Call Today to Schedule an Appointment: 212-319-5282
Every year, 40 deaths in the United States result from insect stings. This is the result of an allergic reaction to certain insects. Overall, estimates conclude that insect allergies affect around 5% of the American population. While this is a small percentage of the total, it nonetheless is a concern. While few people do not have some sort of physical response to the actions of an insect, some do. The question is, how do you differentiate between a normal and allergic response?
Everyone has been bitten or stung. In our daily lives, even in urban areas, it is hard to escape. The most common suspects are the usual ones:
No matter who you are, your body will react to the injection of the insect’s venom.

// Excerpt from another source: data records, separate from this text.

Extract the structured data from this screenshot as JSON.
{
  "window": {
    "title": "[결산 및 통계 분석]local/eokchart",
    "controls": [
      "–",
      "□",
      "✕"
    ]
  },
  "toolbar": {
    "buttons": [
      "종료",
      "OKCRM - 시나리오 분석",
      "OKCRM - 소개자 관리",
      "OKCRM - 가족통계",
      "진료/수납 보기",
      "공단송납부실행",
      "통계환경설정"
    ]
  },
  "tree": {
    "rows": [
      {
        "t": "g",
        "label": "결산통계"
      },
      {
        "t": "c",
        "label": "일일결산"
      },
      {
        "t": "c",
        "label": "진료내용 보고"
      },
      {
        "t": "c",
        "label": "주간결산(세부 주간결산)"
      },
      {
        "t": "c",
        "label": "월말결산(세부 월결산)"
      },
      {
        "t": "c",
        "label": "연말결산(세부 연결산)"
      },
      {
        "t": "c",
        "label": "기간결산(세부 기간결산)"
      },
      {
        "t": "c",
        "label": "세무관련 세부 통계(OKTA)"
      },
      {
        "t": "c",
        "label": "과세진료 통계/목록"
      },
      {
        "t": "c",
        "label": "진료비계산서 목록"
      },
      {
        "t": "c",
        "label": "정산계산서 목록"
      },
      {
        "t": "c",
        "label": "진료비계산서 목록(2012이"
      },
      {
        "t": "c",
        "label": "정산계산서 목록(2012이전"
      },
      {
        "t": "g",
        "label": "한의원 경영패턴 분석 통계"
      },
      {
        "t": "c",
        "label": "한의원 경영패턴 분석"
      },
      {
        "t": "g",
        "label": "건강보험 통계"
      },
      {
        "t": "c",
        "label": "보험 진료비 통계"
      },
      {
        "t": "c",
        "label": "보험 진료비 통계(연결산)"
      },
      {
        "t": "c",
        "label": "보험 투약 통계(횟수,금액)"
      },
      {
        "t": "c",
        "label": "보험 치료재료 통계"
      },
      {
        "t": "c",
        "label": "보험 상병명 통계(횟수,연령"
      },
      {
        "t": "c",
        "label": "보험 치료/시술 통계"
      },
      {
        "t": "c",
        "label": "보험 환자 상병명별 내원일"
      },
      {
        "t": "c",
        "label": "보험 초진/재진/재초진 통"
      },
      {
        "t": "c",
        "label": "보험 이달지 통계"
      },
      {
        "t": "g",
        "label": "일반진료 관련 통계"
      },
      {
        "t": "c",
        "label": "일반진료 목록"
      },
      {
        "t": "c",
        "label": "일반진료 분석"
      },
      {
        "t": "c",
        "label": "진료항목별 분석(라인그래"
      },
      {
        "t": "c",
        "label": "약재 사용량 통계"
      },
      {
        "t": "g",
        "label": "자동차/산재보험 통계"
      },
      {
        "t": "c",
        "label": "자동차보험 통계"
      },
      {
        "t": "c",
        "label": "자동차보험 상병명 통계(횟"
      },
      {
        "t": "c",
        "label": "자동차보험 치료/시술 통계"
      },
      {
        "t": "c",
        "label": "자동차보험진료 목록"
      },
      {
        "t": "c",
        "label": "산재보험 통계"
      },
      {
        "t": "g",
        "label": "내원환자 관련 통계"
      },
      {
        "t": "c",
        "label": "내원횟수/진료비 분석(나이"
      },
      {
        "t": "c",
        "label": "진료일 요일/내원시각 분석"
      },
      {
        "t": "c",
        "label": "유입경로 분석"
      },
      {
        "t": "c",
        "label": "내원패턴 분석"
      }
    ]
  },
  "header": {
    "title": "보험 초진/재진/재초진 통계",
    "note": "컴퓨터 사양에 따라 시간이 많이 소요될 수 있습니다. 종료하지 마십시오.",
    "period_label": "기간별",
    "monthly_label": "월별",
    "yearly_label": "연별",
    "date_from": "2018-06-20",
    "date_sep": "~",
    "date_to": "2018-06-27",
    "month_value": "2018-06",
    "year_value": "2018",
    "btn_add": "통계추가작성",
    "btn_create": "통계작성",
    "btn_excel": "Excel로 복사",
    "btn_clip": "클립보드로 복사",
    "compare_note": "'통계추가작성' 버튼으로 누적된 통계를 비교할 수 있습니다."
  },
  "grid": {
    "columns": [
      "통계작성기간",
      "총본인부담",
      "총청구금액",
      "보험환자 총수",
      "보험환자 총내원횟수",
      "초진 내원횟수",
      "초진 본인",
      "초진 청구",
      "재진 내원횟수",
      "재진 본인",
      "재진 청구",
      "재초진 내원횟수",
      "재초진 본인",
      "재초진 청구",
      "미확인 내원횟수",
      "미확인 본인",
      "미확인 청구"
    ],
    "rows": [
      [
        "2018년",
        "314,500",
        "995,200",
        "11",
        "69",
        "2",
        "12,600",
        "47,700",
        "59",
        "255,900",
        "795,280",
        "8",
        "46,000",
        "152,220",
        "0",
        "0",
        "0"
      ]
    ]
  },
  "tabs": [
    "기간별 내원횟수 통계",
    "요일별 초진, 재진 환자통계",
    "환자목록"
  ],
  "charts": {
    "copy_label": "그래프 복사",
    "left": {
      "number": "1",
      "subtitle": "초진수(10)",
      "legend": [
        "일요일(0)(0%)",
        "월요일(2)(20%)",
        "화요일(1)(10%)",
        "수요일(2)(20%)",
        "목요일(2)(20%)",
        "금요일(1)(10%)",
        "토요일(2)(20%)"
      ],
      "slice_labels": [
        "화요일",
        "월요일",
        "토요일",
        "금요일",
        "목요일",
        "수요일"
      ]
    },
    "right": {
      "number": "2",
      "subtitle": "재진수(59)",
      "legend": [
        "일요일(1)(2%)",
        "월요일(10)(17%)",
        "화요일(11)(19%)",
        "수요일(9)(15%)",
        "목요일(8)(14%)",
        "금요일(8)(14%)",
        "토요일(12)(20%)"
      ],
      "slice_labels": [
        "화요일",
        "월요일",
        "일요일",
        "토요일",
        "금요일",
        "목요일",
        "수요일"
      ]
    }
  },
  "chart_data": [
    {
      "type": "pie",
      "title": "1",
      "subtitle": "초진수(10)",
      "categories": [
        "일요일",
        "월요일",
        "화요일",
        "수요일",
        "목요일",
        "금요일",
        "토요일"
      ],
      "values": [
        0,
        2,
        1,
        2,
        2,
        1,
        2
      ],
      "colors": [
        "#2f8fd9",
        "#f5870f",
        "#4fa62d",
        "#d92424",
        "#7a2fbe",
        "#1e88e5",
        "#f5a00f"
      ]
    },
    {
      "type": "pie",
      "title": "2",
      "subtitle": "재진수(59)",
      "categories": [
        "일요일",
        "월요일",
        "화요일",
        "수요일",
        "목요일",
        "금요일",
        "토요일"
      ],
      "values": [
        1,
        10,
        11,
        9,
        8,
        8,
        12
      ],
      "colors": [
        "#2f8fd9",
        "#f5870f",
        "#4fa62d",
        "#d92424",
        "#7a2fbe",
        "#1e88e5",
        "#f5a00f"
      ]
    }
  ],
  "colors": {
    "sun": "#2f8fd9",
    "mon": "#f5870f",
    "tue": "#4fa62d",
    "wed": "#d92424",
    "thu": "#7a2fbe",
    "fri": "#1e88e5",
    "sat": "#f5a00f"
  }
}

This confuses the matter. However, while many of the symptoms are similar, the extent of them may help differentiate between normal and allergic reactions.
A normal reaction tends to consist of pain and swelling. There may also be redness. However, it is usually confined to a specific area – the actual site of the bite or sting. What is also notably shorter and less severe than an allergic reaction is the duration. If you are not allergic to the insect’s venom, you will be itchy and sore briefly. The symptoms may disappear within minutes or even hours. At most, the site will be itchy for a day or two but not noticeably so.
However, allergic reactions do not adopt the same pattern. You experience redness and swelling, but the extent and duration differ substantially. It will depend upon the specific type of allergic reaction you have. It may fall into one of two categories.
If not addressed immediately, you may sink into unconsciousness or go into cardiac arrest or anaphylactic shock.These symptoms and the result make allergic reactions very different from those of the average person. If you feel you are at risk, talk to your doctor and consult a specialist.